"As excitement builds over the World Cup 2014 hosted by Brazil this summer -- and with the Olympics taking place in Brazil in 2016 -- there's more and more interest among Coloradans in Brazilian culture and food," insists Jessica Dries, who, along with her husband Edglas Prado, recently launched Brazilian Acarajé, a mobile food endeavor that, she says, "brings traditional Brazilian street food to Denver."
Brazilian acarajé, explains Dries, "is a street food indigenous to the Brazilian region of Bahia," the northeastern, coastal Brazilian state where Prado is from. The fried, gluten-free, black-eyed pea fritter sandwiches slicked with dende oil -- red palm oil -- are stuffed with sauteed shrimp and onions, seasoned with traditional Bahian spices and garnished with diced tomatoes, onions, cilantro and "vatapa," a coconut milk paste combined with peanuts and cashews. Dries and Prado also offer vegetarian and chicken options.
"We perfected our recipe with chefs in Brazil last year, and we brought back unique ingredients that are key to making the perfect acarajé sandwich," says Dries, adding that last fall, she and her husband were one of ten start-ups to participate in a twelve-week small business boot camp developed by Rocky Mountain Micro Finance Institute (RMMFI), a local non-profit organization that provides training and micro-financing to community entrepreneurs. "Our business took off in the spring of this year with booths at the South Denver Beer Festival, the Five Points Jazz Festival, the Brewgrass festival on South Pearl and the Carbondale Mountain Fair," notes Dries.
"We really believe it's a unique and exciting new cuisine for Colorado," she adds. You can follow their whereabouts on their webpage, but upcoming appearances include the Horseshoe Market (4345 West 46th Avenue) on July 12; the Carbondale Mountain Fair, July 25 through 27; and Colorado Brazil Fest, which takes place August 2 and 3, in Boulder.
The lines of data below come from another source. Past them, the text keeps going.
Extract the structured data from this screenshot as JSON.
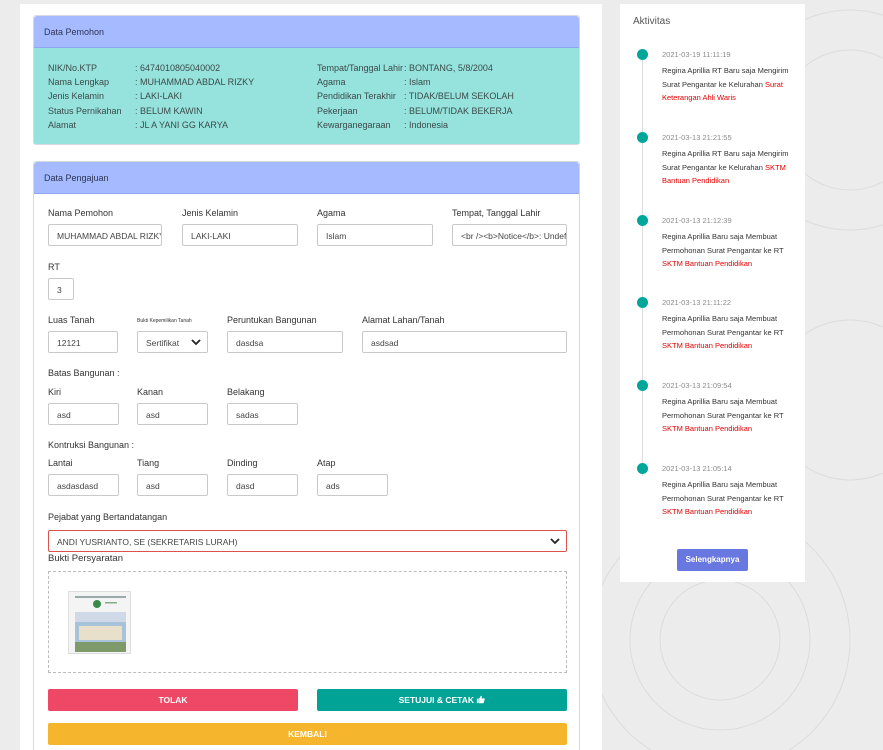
{
  "pemohon_panel": {
    "title": "Data Pemohon",
    "left": [
      {
        "label": "NIK/No.KTP",
        "value": ": 6474010805040002"
      },
      {
        "label": "Nama Lengkap",
        "value": ": MUHAMMAD ABDAL RIZKY"
      },
      {
        "label": "Jenis Kelamin",
        "value": ": LAKI-LAKI"
      },
      {
        "label": "Status Pernikahan",
        "value": ": BELUM KAWIN"
      },
      {
        "label": "Alamat",
        "value": ": JL A YANI GG KARYA"
      }
    ],
    "right": [
      {
        "label": "Tempat/Tanggal Lahir",
        "value": ": BONTANG, 5/8/2004"
      },
      {
        "label": "Agama",
        "value": ": Islam"
      },
      {
        "label": "Pendidikan Terakhir",
        "value": ": TIDAK/BELUM SEKOLAH"
      },
      {
        "label": "Pekerjaan",
        "value": ": BELUM/TIDAK BEKERJA"
      },
      {
        "label": "Kewarganegaraan",
        "value": ": Indonesia"
      }
    ]
  },
  "pengajuan_panel": {
    "title": "Data Pengajuan",
    "nama_pemohon": {
      "label": "Nama Pemohon",
      "value": "MUHAMMAD ABDAL RIZKY"
    },
    "jenis_kelamin": {
      "label": "Jenis Kelamin",
      "value": "LAKI-LAKI"
    },
    "agama": {
      "label": "Agama",
      "value": "Islam"
    },
    "ttl": {
      "label": "Tempat, Tanggal Lahir",
      "value": "<br /><b>Notice</b>:  Undefined"
    },
    "rt": {
      "label": "RT",
      "value": "3"
    },
    "luas_tanah": {
      "label": "Luas Tanah",
      "value": "12121"
    },
    "bukti_kepemilikan": {
      "label": "Bukti Kepemilikan Tanah",
      "value": "Sertifikat"
    },
    "peruntukan": {
      "label": "Peruntukan Bangunan",
      "value": "dasdsa"
    },
    "alamat_lahan": {
      "label": "Alamat Lahan/Tanah",
      "value": "asdsad"
    },
    "batas_title": "Batas Bangunan :",
    "kiri": {
      "label": "Kiri",
      "value": "asd"
    },
    "kanan": {
      "label": "Kanan",
      "value": "asd"
    },
    "belakang": {
      "label": "Belakang",
      "value": "sadas"
    },
    "kontruksi_title": "Kontruksi Bangunan :",
    "lantai": {
      "label": "Lantai",
      "value": "asdasdasd"
    },
    "tiang": {
      "label": "Tiang",
      "value": "asd"
    },
    "dinding": {
      "label": "Dinding",
      "value": "dasd"
    },
    "atap": {
      "label": "Atap",
      "value": "ads"
    },
    "pejabat": {
      "label": "Pejabat yang Bertandatangan",
      "value": "ANDI YUSRIANTO, SE (SEKRETARIS LURAH)"
    },
    "bukti_persyaratan": "Bukti Persyaratan"
  },
  "buttons": {
    "tolak": "TOLAK",
    "setujui": "SETUJUI & CETAK",
    "kembali": "KEMBALI"
  },
  "aktivitas": {
    "title": "Aktivitas",
    "items": [
      {
        "time": "2021-03-19 11:11:19",
        "text": "Regina Aprillia RT Baru saja Mengirim Surat Pengantar ke Kelurahan ",
        "highlight": "Surat Keterangan Ahli Waris"
      },
      {
        "time": "2021-03-13 21:21:55",
        "text": "Regina Aprillia RT Baru saja Mengirim Surat Pengantar ke Kelurahan ",
        "highlight": "SKTM Bantuan Pendidikan"
      },
      {
        "time": "2021-03-13 21:12:39",
        "text": "Regina Aprillia Baru saja Membuat Permohonan Surat Pengantar ke RT ",
        "highlight": "SKTM Bantuan Pendidikan"
      },
      {
        "time": "2021-03-13 21:11:22",
        "text": "Regina Aprillia Baru saja Membuat Permohonan Surat Pengantar ke RT ",
        "highlight": "SKTM Bantuan Pendidikan"
      },
      {
        "time": "2021-03-13 21:09:54",
        "text": "Regina Aprillia Baru saja Membuat Permohonan Surat Pengantar ke RT ",
        "highlight": "SKTM Bantuan Pendidikan"
      },
      {
        "time": "2021-03-13 21:05:14",
        "text": "Regina Aprillia Baru saja Membuat Permohonan Surat Pengantar ke RT ",
        "highlight": "SKTM Bantuan Pendidikan"
      }
    ],
    "more_label": "Selengkapnya"
  },
  "colors": {
    "header_blue": "#a5baff",
    "info_teal": "#96e2dc",
    "tolak": "#ef4766",
    "setujui": "#00a396",
    "kembali": "#f5b52c",
    "timeline_dot": "#00a69a",
    "more_button": "#6978e0",
    "highlight_red": "#e10000"
  }
}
Keep Westword Free... Since we started Westword, it has been defined as the free, independent voice of Denver, and we would like to keep it that way. Offering our readers free access to incisive coverage of local news, food and culture. Producing stories on everything from political scandals to the hottest new bands, with gutsy reporting, stylish writing, and staffers who've won everything from the Society of Professional Journalists' Sigma Delta Chi feature-writing award to the Casey Medal for Meritorious Journalism. But with local journalism's existence under siege and advertising revenue setbacks having a larger impact, it is important now more than ever for us to rally support behind funding our local journalism. You can help by participating in our "I Support" membership program, allowing us to keep covering Denver with no paywalls.